| Exercise directions |
From the records, return each line that has the word "Classic" in it.
━━━━━━━━━━━━━━━━━━━━
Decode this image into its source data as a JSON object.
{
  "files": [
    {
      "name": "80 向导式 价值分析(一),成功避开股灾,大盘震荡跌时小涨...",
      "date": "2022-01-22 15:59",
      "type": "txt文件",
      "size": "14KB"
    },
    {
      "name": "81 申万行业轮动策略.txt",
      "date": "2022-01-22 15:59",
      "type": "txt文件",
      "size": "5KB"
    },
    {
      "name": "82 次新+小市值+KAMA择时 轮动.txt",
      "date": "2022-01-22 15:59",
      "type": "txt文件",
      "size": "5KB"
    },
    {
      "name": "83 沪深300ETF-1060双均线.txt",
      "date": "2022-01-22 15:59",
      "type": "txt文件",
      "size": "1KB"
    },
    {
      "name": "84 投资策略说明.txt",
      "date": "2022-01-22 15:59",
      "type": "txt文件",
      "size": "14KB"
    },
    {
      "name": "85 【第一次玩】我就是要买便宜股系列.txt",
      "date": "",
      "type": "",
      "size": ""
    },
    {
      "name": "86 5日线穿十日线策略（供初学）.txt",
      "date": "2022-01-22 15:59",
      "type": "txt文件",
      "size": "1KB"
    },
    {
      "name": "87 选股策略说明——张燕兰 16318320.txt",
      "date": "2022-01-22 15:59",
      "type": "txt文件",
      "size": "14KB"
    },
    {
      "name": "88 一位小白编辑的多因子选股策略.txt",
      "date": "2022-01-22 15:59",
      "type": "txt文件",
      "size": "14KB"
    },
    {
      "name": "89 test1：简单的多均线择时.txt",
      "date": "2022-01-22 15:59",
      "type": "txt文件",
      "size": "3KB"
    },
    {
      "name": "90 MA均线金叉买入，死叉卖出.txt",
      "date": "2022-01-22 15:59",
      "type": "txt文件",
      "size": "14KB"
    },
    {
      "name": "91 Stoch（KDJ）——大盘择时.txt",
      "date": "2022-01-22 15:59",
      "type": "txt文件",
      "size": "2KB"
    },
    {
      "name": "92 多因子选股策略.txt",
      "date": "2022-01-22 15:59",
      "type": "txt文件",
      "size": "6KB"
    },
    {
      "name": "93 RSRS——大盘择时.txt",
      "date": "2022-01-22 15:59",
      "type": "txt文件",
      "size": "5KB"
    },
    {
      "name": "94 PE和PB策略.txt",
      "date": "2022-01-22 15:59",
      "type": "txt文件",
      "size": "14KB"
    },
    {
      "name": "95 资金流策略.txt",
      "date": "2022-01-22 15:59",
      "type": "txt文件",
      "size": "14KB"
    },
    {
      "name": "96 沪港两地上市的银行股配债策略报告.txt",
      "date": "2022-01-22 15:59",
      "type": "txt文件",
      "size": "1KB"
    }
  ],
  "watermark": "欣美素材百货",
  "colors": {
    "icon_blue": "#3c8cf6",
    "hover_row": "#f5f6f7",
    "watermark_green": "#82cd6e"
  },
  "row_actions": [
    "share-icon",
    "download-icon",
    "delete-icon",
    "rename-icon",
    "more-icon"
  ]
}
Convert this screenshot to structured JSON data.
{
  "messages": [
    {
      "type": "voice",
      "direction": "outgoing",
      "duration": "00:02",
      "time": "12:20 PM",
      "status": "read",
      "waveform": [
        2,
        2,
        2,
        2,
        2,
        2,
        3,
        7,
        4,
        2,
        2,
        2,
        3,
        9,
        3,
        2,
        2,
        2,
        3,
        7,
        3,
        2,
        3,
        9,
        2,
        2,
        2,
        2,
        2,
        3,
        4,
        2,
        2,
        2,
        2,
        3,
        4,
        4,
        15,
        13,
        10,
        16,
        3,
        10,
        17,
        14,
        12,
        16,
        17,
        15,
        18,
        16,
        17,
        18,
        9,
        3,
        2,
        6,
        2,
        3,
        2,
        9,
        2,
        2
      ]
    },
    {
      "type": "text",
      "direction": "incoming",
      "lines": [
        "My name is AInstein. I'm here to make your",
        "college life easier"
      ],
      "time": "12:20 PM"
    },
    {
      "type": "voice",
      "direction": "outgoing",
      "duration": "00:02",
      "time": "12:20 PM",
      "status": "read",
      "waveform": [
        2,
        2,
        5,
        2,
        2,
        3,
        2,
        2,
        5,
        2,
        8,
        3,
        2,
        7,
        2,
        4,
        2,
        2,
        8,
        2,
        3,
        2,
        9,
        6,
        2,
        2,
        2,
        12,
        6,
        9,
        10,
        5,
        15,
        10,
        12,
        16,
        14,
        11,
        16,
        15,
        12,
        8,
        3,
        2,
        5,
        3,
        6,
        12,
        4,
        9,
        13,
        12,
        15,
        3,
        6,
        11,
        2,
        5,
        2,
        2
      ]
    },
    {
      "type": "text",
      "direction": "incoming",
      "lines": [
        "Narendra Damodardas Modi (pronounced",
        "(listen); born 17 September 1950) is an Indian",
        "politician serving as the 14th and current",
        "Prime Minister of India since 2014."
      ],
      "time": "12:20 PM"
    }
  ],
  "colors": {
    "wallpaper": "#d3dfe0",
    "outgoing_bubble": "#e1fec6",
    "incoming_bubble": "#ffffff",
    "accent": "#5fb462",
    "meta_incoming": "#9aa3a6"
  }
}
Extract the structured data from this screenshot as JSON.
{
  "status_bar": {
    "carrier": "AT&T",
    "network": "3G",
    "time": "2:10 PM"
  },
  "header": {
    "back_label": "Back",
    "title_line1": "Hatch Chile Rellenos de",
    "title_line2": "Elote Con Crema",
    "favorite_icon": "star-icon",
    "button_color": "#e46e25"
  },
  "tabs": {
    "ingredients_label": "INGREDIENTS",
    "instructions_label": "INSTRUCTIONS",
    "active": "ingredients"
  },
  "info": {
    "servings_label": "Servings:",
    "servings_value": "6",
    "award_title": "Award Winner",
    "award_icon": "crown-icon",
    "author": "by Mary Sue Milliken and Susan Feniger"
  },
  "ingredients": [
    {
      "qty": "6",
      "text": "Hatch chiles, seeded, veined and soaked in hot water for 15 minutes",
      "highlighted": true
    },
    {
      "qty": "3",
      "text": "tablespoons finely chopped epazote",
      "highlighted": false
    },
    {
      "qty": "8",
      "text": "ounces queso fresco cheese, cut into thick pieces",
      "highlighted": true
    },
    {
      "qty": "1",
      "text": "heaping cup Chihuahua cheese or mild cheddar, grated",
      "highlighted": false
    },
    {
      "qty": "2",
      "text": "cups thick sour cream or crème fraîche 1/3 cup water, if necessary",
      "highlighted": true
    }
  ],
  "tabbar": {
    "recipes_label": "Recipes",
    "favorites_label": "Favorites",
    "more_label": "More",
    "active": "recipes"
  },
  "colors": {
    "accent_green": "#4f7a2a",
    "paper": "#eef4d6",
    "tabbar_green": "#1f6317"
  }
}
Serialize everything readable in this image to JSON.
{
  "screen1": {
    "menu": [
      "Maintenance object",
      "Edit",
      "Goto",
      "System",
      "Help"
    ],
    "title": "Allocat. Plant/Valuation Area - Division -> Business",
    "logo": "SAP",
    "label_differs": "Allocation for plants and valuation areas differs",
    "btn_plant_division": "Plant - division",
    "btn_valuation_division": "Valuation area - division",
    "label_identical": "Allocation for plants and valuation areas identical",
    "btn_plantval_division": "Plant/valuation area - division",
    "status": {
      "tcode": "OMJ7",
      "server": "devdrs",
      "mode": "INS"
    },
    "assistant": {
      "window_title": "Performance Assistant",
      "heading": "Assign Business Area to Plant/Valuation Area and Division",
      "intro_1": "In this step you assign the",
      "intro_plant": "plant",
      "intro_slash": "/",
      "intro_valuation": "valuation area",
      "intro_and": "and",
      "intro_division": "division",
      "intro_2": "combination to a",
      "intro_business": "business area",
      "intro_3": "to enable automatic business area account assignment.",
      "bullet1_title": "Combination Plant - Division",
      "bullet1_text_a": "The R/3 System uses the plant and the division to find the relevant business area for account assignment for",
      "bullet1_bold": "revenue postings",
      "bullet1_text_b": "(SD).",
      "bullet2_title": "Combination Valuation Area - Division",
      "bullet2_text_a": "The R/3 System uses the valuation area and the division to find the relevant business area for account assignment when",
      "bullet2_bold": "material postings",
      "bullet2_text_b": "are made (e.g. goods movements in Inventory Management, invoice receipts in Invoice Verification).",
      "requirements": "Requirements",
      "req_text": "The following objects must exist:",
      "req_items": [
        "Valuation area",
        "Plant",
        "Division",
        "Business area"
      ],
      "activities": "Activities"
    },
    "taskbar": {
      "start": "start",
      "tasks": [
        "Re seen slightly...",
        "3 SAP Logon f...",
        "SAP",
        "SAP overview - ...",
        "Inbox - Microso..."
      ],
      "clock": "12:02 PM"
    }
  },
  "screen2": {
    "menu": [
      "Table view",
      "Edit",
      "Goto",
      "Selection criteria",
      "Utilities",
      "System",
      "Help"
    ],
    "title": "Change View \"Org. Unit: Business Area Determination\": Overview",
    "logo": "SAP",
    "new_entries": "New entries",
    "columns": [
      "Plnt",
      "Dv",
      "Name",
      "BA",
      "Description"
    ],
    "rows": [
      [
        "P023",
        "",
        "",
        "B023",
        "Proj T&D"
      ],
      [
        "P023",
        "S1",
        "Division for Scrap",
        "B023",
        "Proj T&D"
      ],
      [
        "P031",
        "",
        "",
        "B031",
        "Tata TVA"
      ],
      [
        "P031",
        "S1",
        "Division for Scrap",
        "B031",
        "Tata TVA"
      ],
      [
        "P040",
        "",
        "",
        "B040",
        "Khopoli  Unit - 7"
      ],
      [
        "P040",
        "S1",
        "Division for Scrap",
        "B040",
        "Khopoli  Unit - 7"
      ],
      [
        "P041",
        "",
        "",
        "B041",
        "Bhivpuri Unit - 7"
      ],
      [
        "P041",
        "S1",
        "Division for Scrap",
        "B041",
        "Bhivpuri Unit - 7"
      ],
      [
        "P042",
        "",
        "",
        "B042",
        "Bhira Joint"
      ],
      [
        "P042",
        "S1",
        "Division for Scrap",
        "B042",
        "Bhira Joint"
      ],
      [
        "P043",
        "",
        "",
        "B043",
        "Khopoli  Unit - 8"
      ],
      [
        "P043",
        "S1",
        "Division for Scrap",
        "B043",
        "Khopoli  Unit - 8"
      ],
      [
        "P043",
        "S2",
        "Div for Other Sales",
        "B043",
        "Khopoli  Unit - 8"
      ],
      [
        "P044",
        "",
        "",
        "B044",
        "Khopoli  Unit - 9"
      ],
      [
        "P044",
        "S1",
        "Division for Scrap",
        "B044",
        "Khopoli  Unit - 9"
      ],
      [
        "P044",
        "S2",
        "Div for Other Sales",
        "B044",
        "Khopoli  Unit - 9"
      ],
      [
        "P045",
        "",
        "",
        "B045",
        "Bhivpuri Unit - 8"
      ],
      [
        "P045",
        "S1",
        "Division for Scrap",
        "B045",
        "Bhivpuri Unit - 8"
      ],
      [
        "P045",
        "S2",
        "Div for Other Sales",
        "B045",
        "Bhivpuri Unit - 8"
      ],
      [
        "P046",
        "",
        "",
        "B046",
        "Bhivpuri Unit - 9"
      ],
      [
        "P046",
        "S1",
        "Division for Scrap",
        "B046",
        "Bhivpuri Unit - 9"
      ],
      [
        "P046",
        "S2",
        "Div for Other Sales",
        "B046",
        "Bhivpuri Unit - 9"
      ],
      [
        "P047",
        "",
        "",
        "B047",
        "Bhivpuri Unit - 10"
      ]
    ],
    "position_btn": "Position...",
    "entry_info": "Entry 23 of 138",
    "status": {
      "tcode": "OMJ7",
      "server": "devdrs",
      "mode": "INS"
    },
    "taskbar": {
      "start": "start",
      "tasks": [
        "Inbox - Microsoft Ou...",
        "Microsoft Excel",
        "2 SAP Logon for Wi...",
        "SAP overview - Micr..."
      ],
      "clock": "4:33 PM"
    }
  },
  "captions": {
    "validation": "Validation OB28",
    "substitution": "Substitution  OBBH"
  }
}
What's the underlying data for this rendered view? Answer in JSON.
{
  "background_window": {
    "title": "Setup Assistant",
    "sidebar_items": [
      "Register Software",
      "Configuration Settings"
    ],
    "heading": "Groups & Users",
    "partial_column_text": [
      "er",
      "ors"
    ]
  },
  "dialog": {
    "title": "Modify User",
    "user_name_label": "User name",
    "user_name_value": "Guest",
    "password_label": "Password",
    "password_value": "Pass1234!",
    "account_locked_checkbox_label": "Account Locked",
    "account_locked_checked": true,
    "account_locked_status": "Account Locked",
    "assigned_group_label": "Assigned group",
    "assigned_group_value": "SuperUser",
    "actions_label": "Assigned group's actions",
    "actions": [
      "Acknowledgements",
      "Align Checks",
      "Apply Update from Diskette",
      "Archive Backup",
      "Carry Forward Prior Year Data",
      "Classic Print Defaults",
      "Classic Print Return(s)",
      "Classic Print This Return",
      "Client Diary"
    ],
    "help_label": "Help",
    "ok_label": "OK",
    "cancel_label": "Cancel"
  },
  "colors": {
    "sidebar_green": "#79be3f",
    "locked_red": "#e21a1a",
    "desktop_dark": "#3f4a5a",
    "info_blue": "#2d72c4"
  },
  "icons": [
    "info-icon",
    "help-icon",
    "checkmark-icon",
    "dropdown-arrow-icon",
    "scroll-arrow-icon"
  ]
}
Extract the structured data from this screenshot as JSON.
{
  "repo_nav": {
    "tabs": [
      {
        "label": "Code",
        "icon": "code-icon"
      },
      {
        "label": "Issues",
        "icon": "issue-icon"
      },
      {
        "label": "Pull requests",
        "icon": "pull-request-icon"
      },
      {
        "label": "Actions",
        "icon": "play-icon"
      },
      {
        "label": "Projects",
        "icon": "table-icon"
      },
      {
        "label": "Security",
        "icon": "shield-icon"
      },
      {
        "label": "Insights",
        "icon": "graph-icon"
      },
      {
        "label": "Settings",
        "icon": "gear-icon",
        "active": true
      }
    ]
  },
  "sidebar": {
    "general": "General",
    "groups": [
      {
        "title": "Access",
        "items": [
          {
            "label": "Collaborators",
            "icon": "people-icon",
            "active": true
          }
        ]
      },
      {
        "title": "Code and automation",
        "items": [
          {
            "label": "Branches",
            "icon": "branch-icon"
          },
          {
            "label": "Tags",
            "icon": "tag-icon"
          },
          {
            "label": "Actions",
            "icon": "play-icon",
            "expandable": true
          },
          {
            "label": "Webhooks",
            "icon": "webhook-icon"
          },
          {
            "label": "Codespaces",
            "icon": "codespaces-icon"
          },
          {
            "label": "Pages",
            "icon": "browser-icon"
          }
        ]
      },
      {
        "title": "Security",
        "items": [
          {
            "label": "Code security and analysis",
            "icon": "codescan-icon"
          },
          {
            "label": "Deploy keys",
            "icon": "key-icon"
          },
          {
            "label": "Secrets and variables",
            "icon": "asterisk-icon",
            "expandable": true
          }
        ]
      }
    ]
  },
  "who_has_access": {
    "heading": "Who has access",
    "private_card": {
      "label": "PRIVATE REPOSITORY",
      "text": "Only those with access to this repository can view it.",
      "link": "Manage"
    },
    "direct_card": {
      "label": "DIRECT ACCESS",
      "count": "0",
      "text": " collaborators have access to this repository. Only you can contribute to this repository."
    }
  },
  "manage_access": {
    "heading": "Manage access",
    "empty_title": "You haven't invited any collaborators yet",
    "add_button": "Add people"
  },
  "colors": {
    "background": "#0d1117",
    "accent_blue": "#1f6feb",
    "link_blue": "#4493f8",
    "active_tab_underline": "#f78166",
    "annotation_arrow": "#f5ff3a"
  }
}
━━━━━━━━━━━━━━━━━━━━
| Task result |
      "Classic Print Defaults",
      "Classic Print Return(s)",
      "Classic Print This Return",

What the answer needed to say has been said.